● **EXTRACTED RECORDS**:

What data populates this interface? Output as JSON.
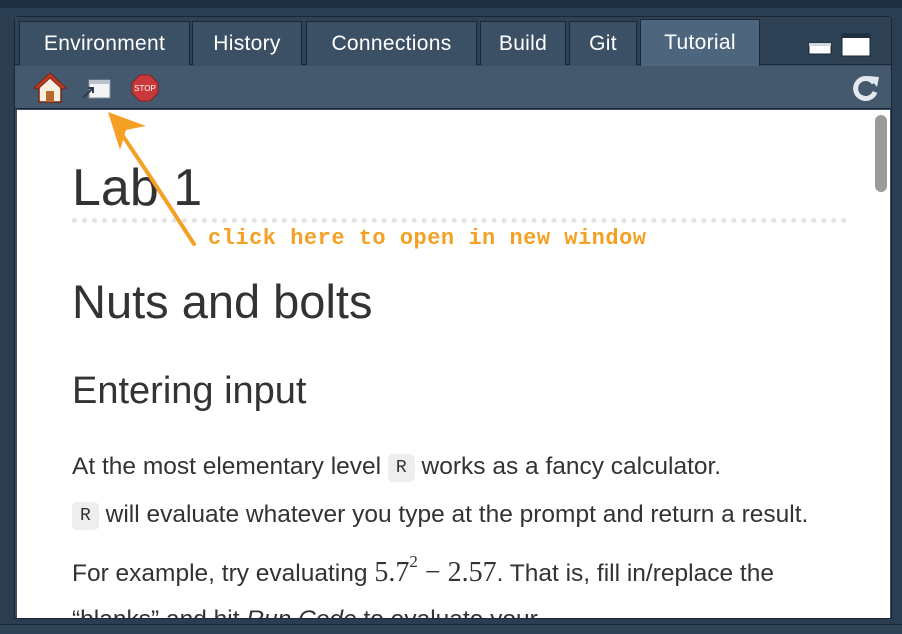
{
  "tabs": [
    {
      "label": "Environment",
      "active": false
    },
    {
      "label": "History",
      "active": false
    },
    {
      "label": "Connections",
      "active": false
    },
    {
      "label": "Build",
      "active": false
    },
    {
      "label": "Git",
      "active": false
    },
    {
      "label": "Tutorial",
      "active": true
    }
  ],
  "toolbar": {
    "home_icon": "home-icon",
    "popout_icon": "open-in-new-window-icon",
    "stop_icon": "stop-icon",
    "stop_label": "STOP",
    "refresh_icon": "refresh-icon"
  },
  "content": {
    "h1": "Lab 1",
    "h2": "Nuts and bolts",
    "h3": "Entering input",
    "p_1": "At the most elementary level ",
    "code_r": "R",
    "p_2": " works as a fancy calculator.",
    "p_3": " will evaluate whatever you type at the prompt and return a result. For example, try evaluating ",
    "math_base": "5.7",
    "math_exp": "2",
    "math_rest": " − 2.57",
    "p_4": ". That is, fill in/replace the “blanks” and hit ",
    "p_em": "Run Code",
    "p_5": " to evaluate your"
  },
  "annotation": {
    "text": "click here to open in new window",
    "color": "#f4a024"
  }
}
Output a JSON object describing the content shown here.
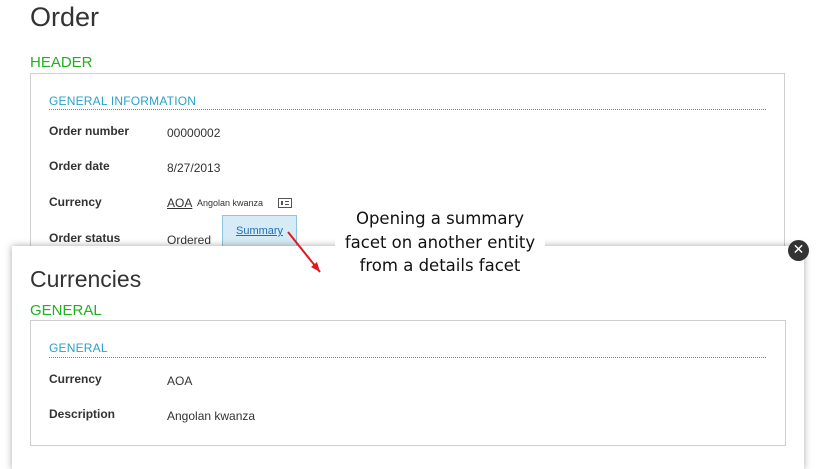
{
  "order": {
    "title": "Order",
    "section_label": "HEADER",
    "group_title": "GENERAL INFORMATION",
    "fields": [
      {
        "label": "Order number",
        "value": "00000002"
      },
      {
        "label": "Order date",
        "value": "8/27/2013"
      },
      {
        "label": "Currency",
        "code": "AOA",
        "name": "Angolan kwanza"
      },
      {
        "label": "Order status",
        "value": "Ordered"
      }
    ],
    "summary_link": "Summary"
  },
  "annotation": {
    "text": "Opening a summary facet on another entity from a details facet",
    "arrow_color": "#e0191f"
  },
  "summary": {
    "title": "Currencies",
    "section_label": "GENERAL",
    "group_title": "GENERAL",
    "fields": [
      {
        "label": "Currency",
        "value": "AOA"
      },
      {
        "label": "Description",
        "value": "Angolan kwanza"
      }
    ],
    "close_icon": "close-icon"
  },
  "colors": {
    "section_green": "#21b021",
    "group_blue": "#2aa1c9",
    "link_blue": "#1f6fb5",
    "tip_background": "#d7ebf6"
  }
}
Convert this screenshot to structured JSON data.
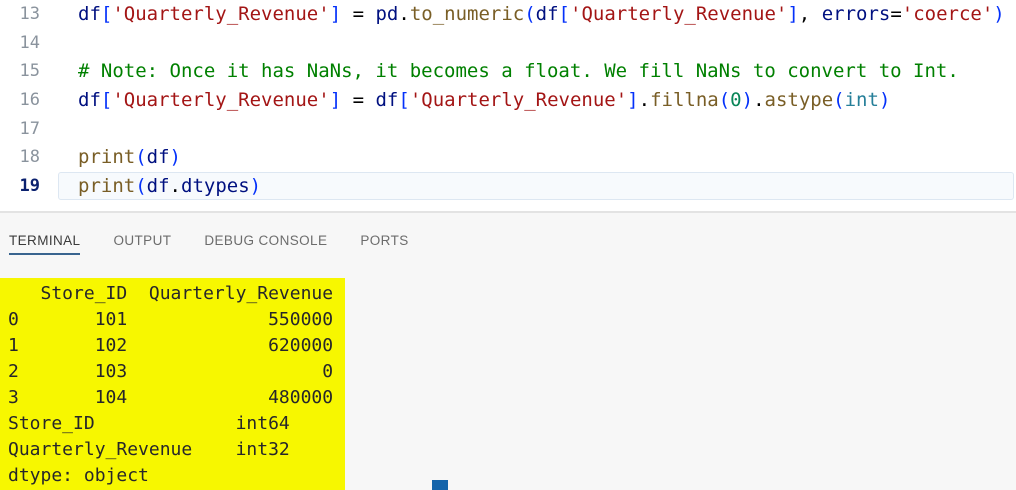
{
  "colors": {
    "tab_active_underline": "#39648f",
    "terminal_highlight": "#f7f700",
    "cursor_block": "#1464ab"
  },
  "editor": {
    "lines": [
      {
        "num": "13",
        "active": false,
        "segments": [
          {
            "t": "df",
            "c": "var"
          },
          {
            "t": "[",
            "c": "br"
          },
          {
            "t": "'Quarterly_Revenue'",
            "c": "str"
          },
          {
            "t": "]",
            "c": "br"
          },
          {
            "t": " = ",
            "c": "plain"
          },
          {
            "t": "pd",
            "c": "var"
          },
          {
            "t": ".",
            "c": "plain"
          },
          {
            "t": "to_numeric",
            "c": "func"
          },
          {
            "t": "(",
            "c": "br"
          },
          {
            "t": "df",
            "c": "var"
          },
          {
            "t": "[",
            "c": "br"
          },
          {
            "t": "'Quarterly_Revenue'",
            "c": "str"
          },
          {
            "t": "]",
            "c": "br"
          },
          {
            "t": ", ",
            "c": "plain"
          },
          {
            "t": "errors",
            "c": "var"
          },
          {
            "t": "=",
            "c": "plain"
          },
          {
            "t": "'coerce'",
            "c": "str"
          },
          {
            "t": ")",
            "c": "br"
          }
        ]
      },
      {
        "num": "14",
        "active": false,
        "segments": []
      },
      {
        "num": "15",
        "active": false,
        "segments": [
          {
            "t": "# Note: Once it has NaNs, it becomes a float. We fill NaNs to convert to Int.",
            "c": "comment"
          }
        ]
      },
      {
        "num": "16",
        "active": false,
        "segments": [
          {
            "t": "df",
            "c": "var"
          },
          {
            "t": "[",
            "c": "br"
          },
          {
            "t": "'Quarterly_Revenue'",
            "c": "str"
          },
          {
            "t": "]",
            "c": "br"
          },
          {
            "t": " = ",
            "c": "plain"
          },
          {
            "t": "df",
            "c": "var"
          },
          {
            "t": "[",
            "c": "br"
          },
          {
            "t": "'Quarterly_Revenue'",
            "c": "str"
          },
          {
            "t": "]",
            "c": "br"
          },
          {
            "t": ".",
            "c": "plain"
          },
          {
            "t": "fillna",
            "c": "func"
          },
          {
            "t": "(",
            "c": "br"
          },
          {
            "t": "0",
            "c": "num"
          },
          {
            "t": ")",
            "c": "br"
          },
          {
            "t": ".",
            "c": "plain"
          },
          {
            "t": "astype",
            "c": "func"
          },
          {
            "t": "(",
            "c": "br"
          },
          {
            "t": "int",
            "c": "type"
          },
          {
            "t": ")",
            "c": "br"
          }
        ]
      },
      {
        "num": "17",
        "active": false,
        "segments": []
      },
      {
        "num": "18",
        "active": false,
        "segments": [
          {
            "t": "print",
            "c": "func"
          },
          {
            "t": "(",
            "c": "br"
          },
          {
            "t": "df",
            "c": "var"
          },
          {
            "t": ")",
            "c": "br"
          }
        ]
      },
      {
        "num": "19",
        "active": true,
        "segments": [
          {
            "t": "print",
            "c": "func"
          },
          {
            "t": "(",
            "c": "br"
          },
          {
            "t": "df",
            "c": "var"
          },
          {
            "t": ".",
            "c": "plain"
          },
          {
            "t": "dtypes",
            "c": "var"
          },
          {
            "t": ")",
            "c": "br"
          }
        ]
      }
    ]
  },
  "panel": {
    "tabs": [
      {
        "id": "terminal",
        "label": "TERMINAL",
        "active": true
      },
      {
        "id": "output",
        "label": "OUTPUT",
        "active": false
      },
      {
        "id": "debug-console",
        "label": "DEBUG CONSOLE",
        "active": false
      },
      {
        "id": "ports",
        "label": "PORTS",
        "active": false
      }
    ],
    "terminal_lines": [
      "   Store_ID  Quarterly_Revenue",
      "0       101             550000",
      "1       102             620000",
      "2       103                  0",
      "3       104             480000",
      "Store_ID             int64",
      "Quarterly_Revenue    int32",
      "dtype: object"
    ]
  }
}
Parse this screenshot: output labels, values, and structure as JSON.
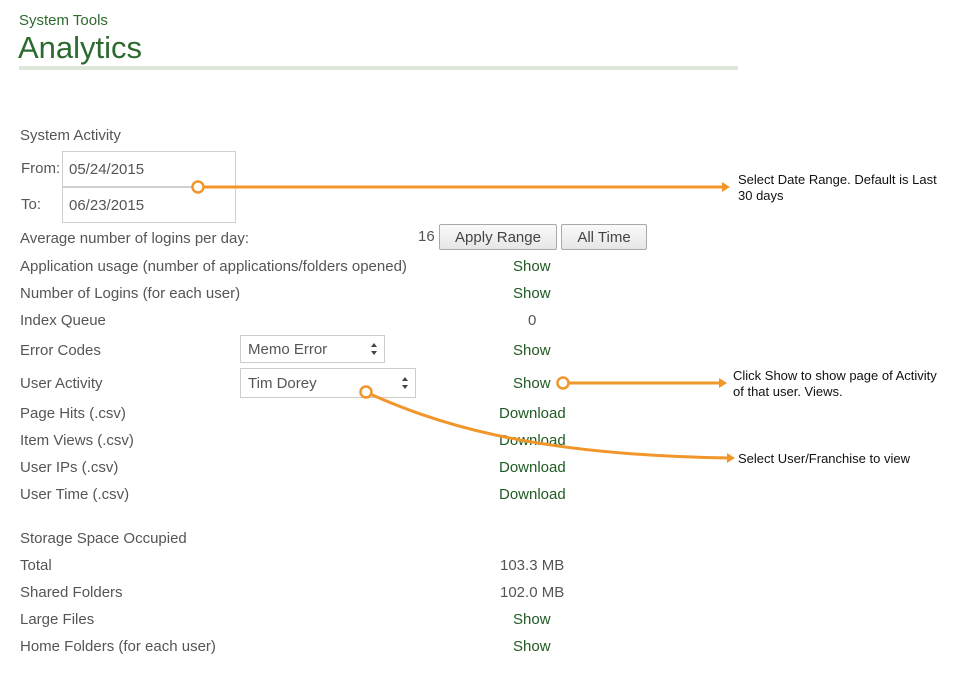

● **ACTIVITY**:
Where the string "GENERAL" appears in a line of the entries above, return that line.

● **RESPONSE AREA**:
    "group_title": "GENERAL INFORMATION",
    "section_label": "GENERAL",
    "group_title": "GENERAL",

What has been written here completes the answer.